Gonezǫ Agót’é Gogha

(Resilience & Resurgence)

Assimilative policies in Canada have sought to subdue traditional Indigenous cultures and aspects of Indigenous culture have been completely lost. Despite these efforts, Indigenous cultures have persevered and there is a resurgence of traditional teachings. This workshop discusses the importance of culture and explores the contemporary resurgence of traditional principles.



Traditional Indigenous teachings place great emphasis on family structure and support, which differed greatly from the patriarchal worldview of colonizing Europeans. This workshop explores traditional teachings and worldviews in relation to family structure and discusses the impacts of colonization on family units and views towards gender roles and raising children.



The Metis Peoples are a separate and distinct first nation founded in Manitoba. Metis culture and worldview has had an extensive impact on Manitoban history and culture as a whole. This workshop will explore the unique culture of the Metis people and discuss both the history and contemporary experiences of the Metis people.


(Worldviews & Spirituality)

Traditional teachings and culture vary widely between different First Nations Groups, and yet there are aspects that share similarities between Nations. This workshop explores some universal teachings, as well as discussing the importance of making distinctions between separate First Nations communities.


(Connection to Land)

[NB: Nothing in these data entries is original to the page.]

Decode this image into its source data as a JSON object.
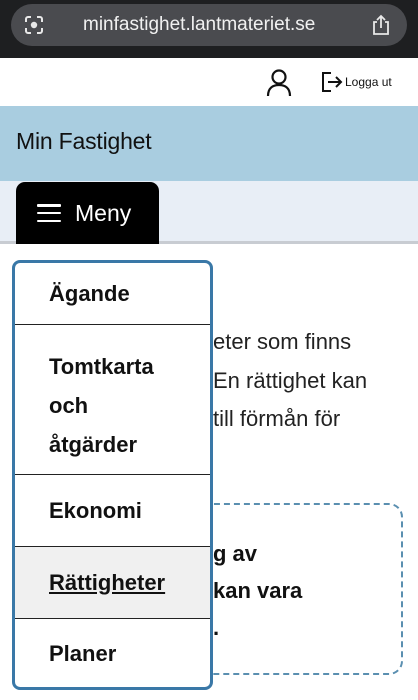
{
  "browser": {
    "url": "minfastighet.lantmateriet.se",
    "left_icon": "lens-icon",
    "right_icon": "share-icon"
  },
  "account": {
    "user_icon": "user-icon",
    "logout_label": "Logga ut"
  },
  "header": {
    "title": "Min Fastighet"
  },
  "nav": {
    "menu_label": "Meny",
    "items": [
      {
        "label": "Ägande",
        "active": false
      },
      {
        "label": "Tomtkarta\noch\nåtgärder",
        "active": false
      },
      {
        "label": "Ekonomi",
        "active": false
      },
      {
        "label": "Rättigheter",
        "active": true
      },
      {
        "label": "Planer",
        "active": false
      }
    ]
  },
  "content": {
    "lines": [
      "eter som finns",
      "En rättighet kan",
      " till förmån för"
    ],
    "info_lines": [
      "g av",
      "kan vara",
      "."
    ]
  },
  "colors": {
    "header_bg": "#a9cde0",
    "nav_bg": "#e8eef6",
    "dropdown_border": "#3a78a7",
    "info_border": "#5a8fb0"
  }
}
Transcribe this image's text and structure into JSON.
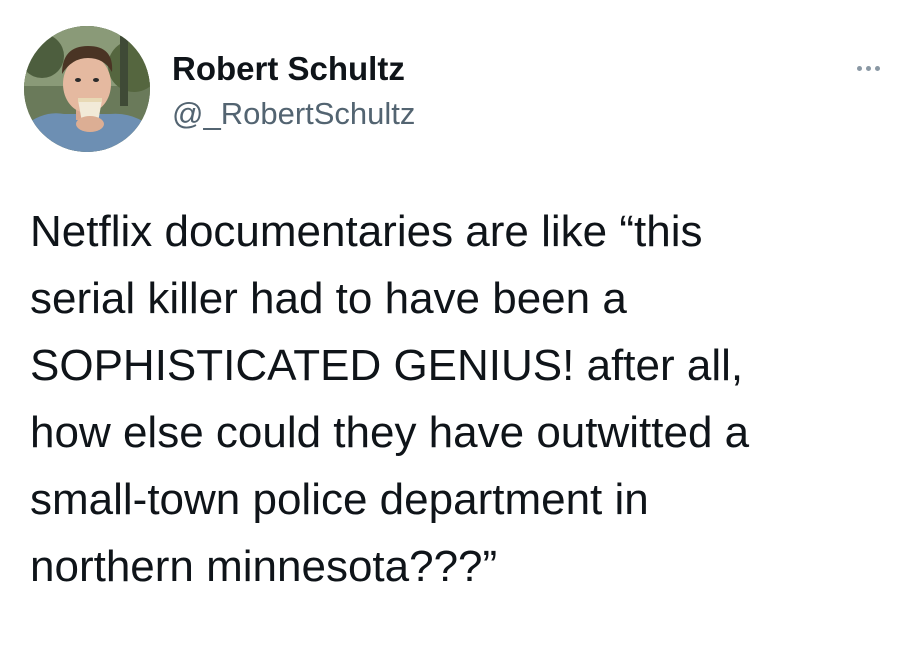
{
  "tweet": {
    "author": {
      "display_name": "Robert Schultz",
      "handle": "@_RobertSchultz",
      "avatar_icon": "profile-photo"
    },
    "more_icon": "more-dots-icon",
    "text_lines": [
      "Netflix documentaries are like “this",
      "serial killer had to have been a",
      "SOPHISTICATED GENIUS! after all,",
      "how else could they have outwitted a",
      "small-town police department in",
      "northern minnesota???”"
    ]
  },
  "colors": {
    "background": "#ffffff",
    "text_primary": "#0f1419",
    "text_secondary": "#536471"
  }
}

Traditional Indigenous teachings focus greatly on the importance of land and water and these elements play a great role in spirituality, language, and world view. This workshop discusses the importance of natural resources to the culture of Indigenous peoples, including our responsibilities to the land and how colonialism has impacted our relationships with the land.

Thank You To Our Partners